“I think the data visualization element is really helpful in conveying some types of information,” says Densho Content Director Brian Niiya, a co-creator of the new Sites of Shame. “I’m particularly intrigued by the visualizations of the journeys to and from the WRA camps, for instance. It really gives the user a picture of where a camp’s inmate population came from and where it went to, and allows for quick visual comparisons between camps.” 

Sites of Shame is a revamped version of an earlier map published by Densho in 2005. Using the latest scholarship on WWII incarceration history, data gathered by the US government during WWII, and original research by the Densho team, the new site maps out nearly 100 sites where Japanese Americans were detained.

Joe’s sister, the poet Mitsuye Yamada, says she feels honored to have her family’s story included:

“I know that [my parents], Jack and Hide Yasutake, are up there bursting with pride that their family story has been immortalized in this way by the incomparable Densho team. I am happy that our family history lives on and that other Nikkei who also have similar stories will be inspired by reading our story and will add their own family histories to this rich archive. There must be many more stories out there!” 

Portrait of the Yasutake family. Parents Jack and Hide Yasutake are seated in the front row with their daughter Mitsuye. Their sons Jack, Tosh, and Mike are standing behind them.
The Yasutake family in 1948. Mitsuye Yamada is seated in the front, between her parents Jack Kaichiro and Hide Yasutake. Courtesy of the Yasutake Family Collection.

The new site also has special meaning for one of the site’s co-creators, Densho’s content director Brian Niiya. 

“Two of the sites added—the Grove Park Inn in Asheville, North Carolina and the Assembly Inn in Montreat, North Carolina—have special meaning for me, since my mother and her family were among the Japanese Americans from Hawai`i who were held there from 1942-43. While there has been prior scholarship  on these and a couple of other similar camps, there had been no mention of the Hawai`i families of Issei internees like my mom’s until new research by Heidi Kim of the University of North Carolina.” Kim’s new Densho Encyclopedia articles on these two sites are among the dozens of new or updated articles on the various sites that have been added as a part of the project.

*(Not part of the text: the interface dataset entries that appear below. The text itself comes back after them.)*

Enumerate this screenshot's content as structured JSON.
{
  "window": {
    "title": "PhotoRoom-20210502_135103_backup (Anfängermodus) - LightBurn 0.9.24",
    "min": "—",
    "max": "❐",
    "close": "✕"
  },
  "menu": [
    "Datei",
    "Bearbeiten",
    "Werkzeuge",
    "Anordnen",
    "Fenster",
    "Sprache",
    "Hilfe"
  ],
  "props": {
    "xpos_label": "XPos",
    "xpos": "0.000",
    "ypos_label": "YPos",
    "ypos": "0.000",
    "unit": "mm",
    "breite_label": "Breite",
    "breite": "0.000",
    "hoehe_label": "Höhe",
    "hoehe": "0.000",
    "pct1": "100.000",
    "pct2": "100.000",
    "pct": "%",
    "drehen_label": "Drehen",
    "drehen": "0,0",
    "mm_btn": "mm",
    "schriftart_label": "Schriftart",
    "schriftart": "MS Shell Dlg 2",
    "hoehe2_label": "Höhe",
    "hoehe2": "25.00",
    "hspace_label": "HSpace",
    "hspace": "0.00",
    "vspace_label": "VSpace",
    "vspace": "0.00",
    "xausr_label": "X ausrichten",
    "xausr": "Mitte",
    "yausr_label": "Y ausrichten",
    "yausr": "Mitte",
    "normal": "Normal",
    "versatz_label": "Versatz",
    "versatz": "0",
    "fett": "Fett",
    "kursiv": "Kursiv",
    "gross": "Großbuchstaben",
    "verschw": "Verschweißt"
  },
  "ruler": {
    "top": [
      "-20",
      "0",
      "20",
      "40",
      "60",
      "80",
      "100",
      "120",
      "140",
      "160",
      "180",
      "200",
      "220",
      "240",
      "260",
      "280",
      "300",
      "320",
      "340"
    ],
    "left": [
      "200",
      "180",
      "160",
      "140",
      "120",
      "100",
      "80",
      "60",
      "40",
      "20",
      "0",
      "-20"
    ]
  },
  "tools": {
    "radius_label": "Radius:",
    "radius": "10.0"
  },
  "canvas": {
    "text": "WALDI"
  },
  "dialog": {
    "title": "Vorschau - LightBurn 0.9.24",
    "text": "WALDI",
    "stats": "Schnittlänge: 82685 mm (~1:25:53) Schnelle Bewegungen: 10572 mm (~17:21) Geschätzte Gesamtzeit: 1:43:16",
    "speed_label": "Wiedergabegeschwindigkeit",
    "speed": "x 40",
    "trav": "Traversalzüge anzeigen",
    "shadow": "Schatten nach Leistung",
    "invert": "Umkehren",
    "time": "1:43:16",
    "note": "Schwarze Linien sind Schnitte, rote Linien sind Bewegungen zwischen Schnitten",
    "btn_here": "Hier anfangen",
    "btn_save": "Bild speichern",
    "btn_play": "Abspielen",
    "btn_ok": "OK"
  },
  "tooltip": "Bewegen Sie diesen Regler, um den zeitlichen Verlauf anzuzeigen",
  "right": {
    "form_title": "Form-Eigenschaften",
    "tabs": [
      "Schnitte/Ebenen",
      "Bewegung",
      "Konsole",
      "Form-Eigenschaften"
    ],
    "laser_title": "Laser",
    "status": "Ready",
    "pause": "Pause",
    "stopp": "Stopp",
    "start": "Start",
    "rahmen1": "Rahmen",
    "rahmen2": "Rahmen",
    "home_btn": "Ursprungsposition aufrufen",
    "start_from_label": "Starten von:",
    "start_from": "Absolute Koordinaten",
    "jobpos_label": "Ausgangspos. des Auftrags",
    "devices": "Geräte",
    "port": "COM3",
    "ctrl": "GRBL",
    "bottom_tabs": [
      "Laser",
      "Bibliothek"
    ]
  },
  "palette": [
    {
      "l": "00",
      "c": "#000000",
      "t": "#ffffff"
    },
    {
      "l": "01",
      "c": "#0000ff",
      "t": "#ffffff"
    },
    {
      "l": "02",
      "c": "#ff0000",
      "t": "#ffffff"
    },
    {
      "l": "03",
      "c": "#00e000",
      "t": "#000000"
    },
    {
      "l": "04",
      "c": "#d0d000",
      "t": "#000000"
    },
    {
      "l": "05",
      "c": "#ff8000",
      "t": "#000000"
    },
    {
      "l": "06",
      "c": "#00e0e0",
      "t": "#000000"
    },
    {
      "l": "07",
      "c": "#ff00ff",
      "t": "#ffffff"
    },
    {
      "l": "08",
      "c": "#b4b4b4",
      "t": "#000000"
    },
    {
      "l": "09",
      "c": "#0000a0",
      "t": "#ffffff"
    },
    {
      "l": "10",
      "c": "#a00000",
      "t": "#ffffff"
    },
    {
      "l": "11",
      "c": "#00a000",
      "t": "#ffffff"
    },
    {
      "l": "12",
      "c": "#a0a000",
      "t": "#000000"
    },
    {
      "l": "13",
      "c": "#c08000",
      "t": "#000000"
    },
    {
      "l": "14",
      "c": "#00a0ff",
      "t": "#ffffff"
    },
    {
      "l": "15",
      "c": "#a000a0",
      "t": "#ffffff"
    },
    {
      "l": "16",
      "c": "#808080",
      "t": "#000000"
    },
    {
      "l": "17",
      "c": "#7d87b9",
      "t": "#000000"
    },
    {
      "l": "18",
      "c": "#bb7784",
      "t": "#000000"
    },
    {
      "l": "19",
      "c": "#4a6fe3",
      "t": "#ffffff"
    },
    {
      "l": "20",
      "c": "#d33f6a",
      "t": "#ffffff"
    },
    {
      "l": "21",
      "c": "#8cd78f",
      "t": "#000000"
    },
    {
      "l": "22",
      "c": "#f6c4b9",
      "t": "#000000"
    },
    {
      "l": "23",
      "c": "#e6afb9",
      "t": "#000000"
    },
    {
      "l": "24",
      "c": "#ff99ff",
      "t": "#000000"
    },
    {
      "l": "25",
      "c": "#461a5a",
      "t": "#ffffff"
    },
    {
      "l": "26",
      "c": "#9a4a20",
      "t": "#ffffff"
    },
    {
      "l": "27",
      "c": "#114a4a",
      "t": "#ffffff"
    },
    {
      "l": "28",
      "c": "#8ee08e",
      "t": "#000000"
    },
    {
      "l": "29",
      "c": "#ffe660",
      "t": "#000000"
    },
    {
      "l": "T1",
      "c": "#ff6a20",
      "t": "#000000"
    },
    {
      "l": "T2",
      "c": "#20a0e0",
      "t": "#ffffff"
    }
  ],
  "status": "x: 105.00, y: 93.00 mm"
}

The new Sites of Shame also marks the first time that anyone has mapped all 108 civilian exclusion orders. Users can see the exact exclusion order that called for the removal of their family or neighbors during WWII, and then follow their journey from their homes to the various detention sites.

Sites of Shame map zoomed in over Seattle, with a pop-up window showing a preview of the exclusion order that called for the removal of local Japanese Americans.
A close up of Civilian Exclusion Order No. 18, which sent 770 Japanese Americans living in South Seattle neighborhoods to the Minidoka concentration camp in Idaho.

Asked about the project, Densho’s technology director and Sites of Shame co-creator, Geoff Froh added, “Beyond all of the amazing content, the exciting thing to me is that Sites of Shame was developed with open-source tools, and designed to be a flexible platform. This means that we can build all kinds of other applications using what we’ve learned from the project. Look for interesting new data visualizations and mapping features in the near future!”

The creators of the site emphasize that it is a living document that will be updated as new information comes available. There is still much about WWII incarceration history to be discovered and the Densho team is committed to updating resources like Sites of Shame so that it remains relevant and up-to-date for years to come. There are also plans in the works to add resources for educators and students. But for those with family connections to Japanese American and to general history enthusiasts, the site is ready to go. 

“I am hopeful that anyone with a familial connection to the incarceration will be inspired to start exploring the site to retrace their own family’s journeys, and in so doing, will learn some new things and come away with many more questions whose answers may or may not lie elsewhere in our website,” remarks Brian Niiya. 

By Natasha Varner, Densho Communications and Public Engagement Director